Your assignment => Scan the entries below. Return every line that includes "Execution".

The input: Begin

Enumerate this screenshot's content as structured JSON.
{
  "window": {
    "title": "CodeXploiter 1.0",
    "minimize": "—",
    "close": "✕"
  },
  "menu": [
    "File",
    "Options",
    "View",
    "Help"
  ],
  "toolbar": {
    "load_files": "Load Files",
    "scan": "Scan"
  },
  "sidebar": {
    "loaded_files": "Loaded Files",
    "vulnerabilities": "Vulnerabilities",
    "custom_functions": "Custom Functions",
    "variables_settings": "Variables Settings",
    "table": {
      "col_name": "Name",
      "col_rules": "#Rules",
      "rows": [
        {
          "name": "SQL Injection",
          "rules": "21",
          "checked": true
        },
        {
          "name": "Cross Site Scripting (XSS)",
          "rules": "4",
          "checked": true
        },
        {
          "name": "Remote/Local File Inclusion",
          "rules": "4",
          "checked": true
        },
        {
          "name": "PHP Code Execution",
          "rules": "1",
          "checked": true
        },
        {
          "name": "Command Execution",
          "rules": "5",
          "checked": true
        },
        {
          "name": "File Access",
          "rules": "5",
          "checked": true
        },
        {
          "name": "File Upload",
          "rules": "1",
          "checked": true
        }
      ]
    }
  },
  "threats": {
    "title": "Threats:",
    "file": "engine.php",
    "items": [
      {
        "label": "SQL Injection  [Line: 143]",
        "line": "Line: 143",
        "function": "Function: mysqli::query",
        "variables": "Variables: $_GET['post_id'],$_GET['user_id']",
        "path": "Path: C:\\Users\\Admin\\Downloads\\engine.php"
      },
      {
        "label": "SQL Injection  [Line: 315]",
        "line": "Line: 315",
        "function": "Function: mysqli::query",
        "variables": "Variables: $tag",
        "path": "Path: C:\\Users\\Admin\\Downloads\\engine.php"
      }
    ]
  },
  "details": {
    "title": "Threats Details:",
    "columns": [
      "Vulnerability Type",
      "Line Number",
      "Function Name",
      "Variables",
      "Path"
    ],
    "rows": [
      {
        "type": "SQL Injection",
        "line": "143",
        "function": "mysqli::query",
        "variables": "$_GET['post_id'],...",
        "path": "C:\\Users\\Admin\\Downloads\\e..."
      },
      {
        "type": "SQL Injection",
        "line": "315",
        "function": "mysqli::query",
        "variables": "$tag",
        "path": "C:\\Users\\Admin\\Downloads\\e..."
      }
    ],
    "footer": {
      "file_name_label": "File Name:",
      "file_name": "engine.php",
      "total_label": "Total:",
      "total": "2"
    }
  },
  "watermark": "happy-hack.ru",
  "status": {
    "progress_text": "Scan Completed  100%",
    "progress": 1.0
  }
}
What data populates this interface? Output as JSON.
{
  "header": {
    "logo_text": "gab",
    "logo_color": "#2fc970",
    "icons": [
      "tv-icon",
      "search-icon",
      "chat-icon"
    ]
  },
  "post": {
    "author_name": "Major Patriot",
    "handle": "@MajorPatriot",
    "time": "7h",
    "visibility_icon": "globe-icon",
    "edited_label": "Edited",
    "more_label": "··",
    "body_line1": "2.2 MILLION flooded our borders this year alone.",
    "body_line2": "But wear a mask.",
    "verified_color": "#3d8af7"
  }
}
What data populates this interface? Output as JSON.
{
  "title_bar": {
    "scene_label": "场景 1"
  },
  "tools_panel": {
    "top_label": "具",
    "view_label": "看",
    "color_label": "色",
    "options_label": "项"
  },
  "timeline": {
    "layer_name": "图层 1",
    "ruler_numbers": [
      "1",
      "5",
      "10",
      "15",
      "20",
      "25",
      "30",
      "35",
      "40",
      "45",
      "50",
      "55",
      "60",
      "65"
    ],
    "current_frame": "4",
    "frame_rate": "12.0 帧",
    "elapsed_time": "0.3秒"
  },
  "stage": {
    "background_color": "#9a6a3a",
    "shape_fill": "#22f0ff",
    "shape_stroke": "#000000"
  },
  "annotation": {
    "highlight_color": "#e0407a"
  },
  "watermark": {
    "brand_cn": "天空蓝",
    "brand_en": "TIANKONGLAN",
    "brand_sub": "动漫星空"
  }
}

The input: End

Answer to this task =>
          "name": "PHP Code Execution",
          "name": "Command Execution",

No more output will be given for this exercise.